Kenneth Y. Lee, Ph.D., PE.; Department of Civil Engineering; Western New England University - “Developing Premium Grade Pellets from Coffee Husk for Residential Heating Applications”
Our technology is a process of turning coffee husk waste into sustainable bio-pellets for home heating applications by significantly reducing the ash content of the pellets to levels superior to currently available wood pellets. The award money will help advance the technology and to develop a business model for entrepreneurial opportunities.
Malay K. Mazumder, Ph.D.; Department of Electrical and Computer Engineering; Mark N. Horenstein, Ph.D.; Department of Electrical and Computer Engineering; N. Joglekar, Ph.D.; School of Management; Boston University - “Development of Prototype Self-Cleaning Solar Panels for Commercialization”
Large-scale solar panels, installed in vast areas of land such as in Mojave Desert, where sunshine is available 12/7 almost throughout the year, can provide all the electricity we need in the US and more. These sunniest areas are also the dustiest: dust on panels can cause 20% or more loss in energy yield and revenue. The MassCEC grant will enable us to build and demonstrate prototype self-cleaning solar panels, a technology developed at BU that can keep the panels clean at a very little cost without water or manual labor, to potential investors, solar farms, and solar panel manufacturers for commercialization.
Roger Faulkner; Ballistic Breaker Corporation - “Demonstration of Ballistic Breaker™ for 1200 volt, 1200 amp service”
DC circuit breakers are critical enabling technology for DC microgrids. The Ballistic Breaker™ is very fast compared to existing mechanical DC circuit breakers, and has lower cost than power electronic breakers. The special properties offered by the Ballistic Breaker™ are highly desirable for protection of high power motor controls. Faulkner will use the MassCEC funds by working with two MA firms to finalize the design and testing of a prototype.
Deepak Dugar, Ph.D.; Visolis, Inc. - “Cost Competitive Clean Chemicals Via Synthetic Biology”
Visolis, Inc. is an industrial biotechnology company developing the next generation of biocatalysts that can convert renewable feedstocks into chemicals and fuels at a price point competitive with petroleum based processes. With support of the catalyst program, Visolis intends to conduct proof of concept studies to demonstrate commercial viability of our biocatalysts.
About the Massachusetts Technology Transfer Center
The Massachusetts Technology Transfer Center (MTTC) was created in 2004 as a program in the Massachusetts Economic Stimulus Bill. Its goal is to support technology transfer activities from public and private research institutions to companies in Massachusetts. To achieve this goal, the Center works with technology transfer offices at Massachusetts research institutions; faculty, researchers, and students who have commercially promising ideas; and companies across the Commonwealth. The MTTC is based in the University of Massachusetts President’s Office. More information is available at www.MaTTCenter.org.
About the Massachusetts Clean Energy Center

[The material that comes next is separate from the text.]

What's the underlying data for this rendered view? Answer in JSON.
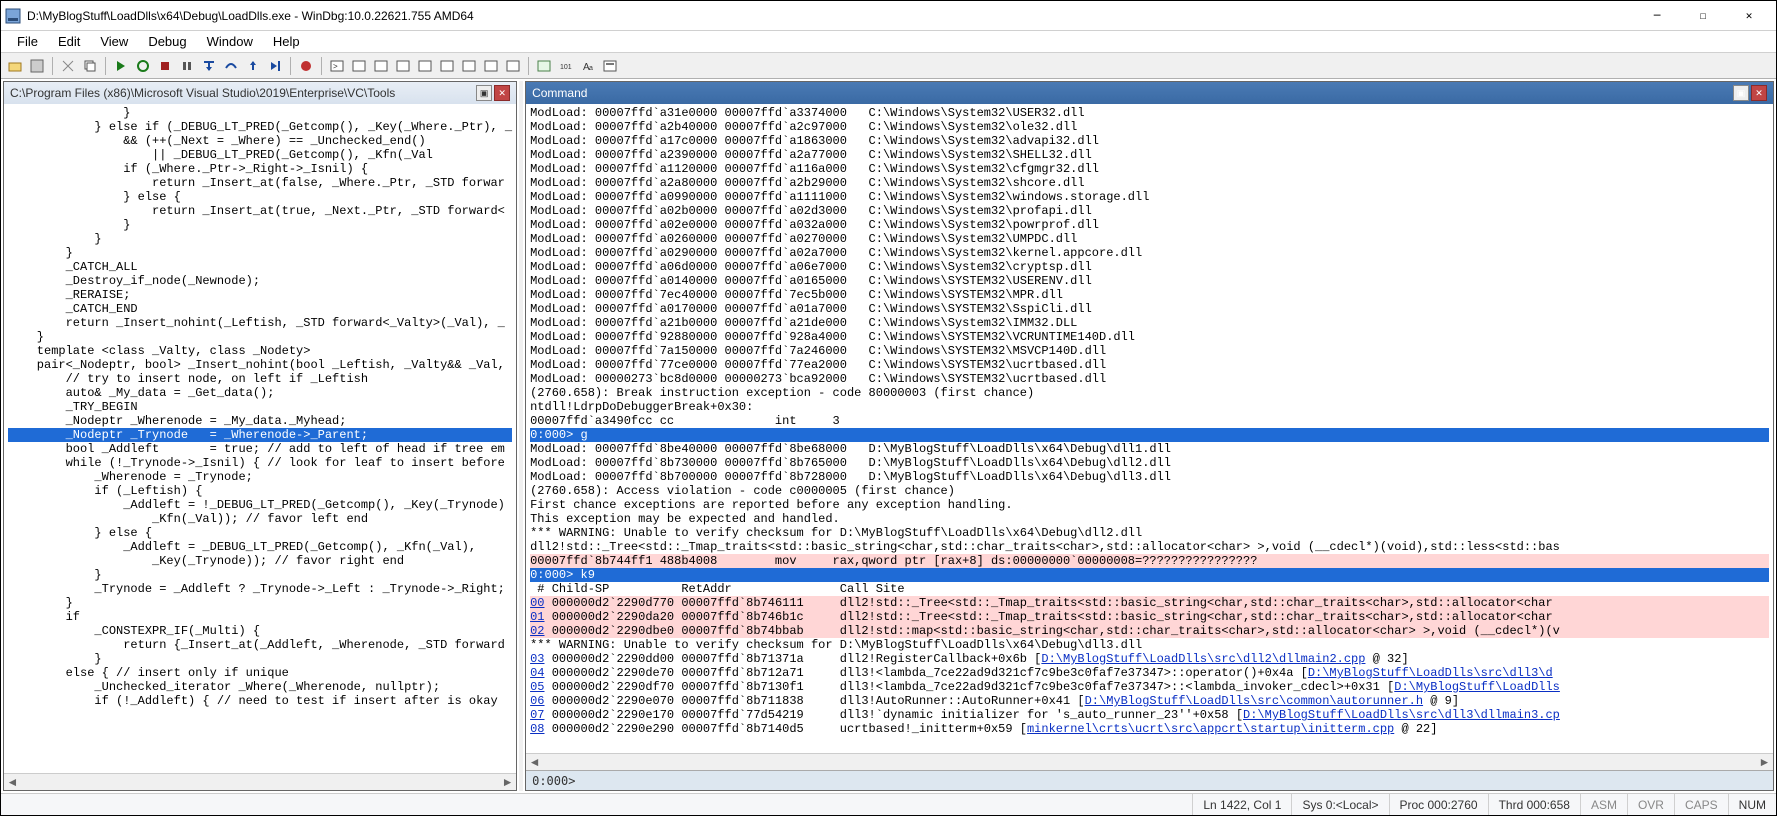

Created by the Green Jobs Act of 2008, the Massachusetts Clean Energy Center (MassCEC) has as its mission to foster the growth of the Massachusetts clean energy industry by providing seed grants to companies, universities, and nonprofit organizations; funding job training and workforce development programs; and, as home of the Massachusetts Renewable Energy Trust, supporting the installation of renewable energy projects throughout the state.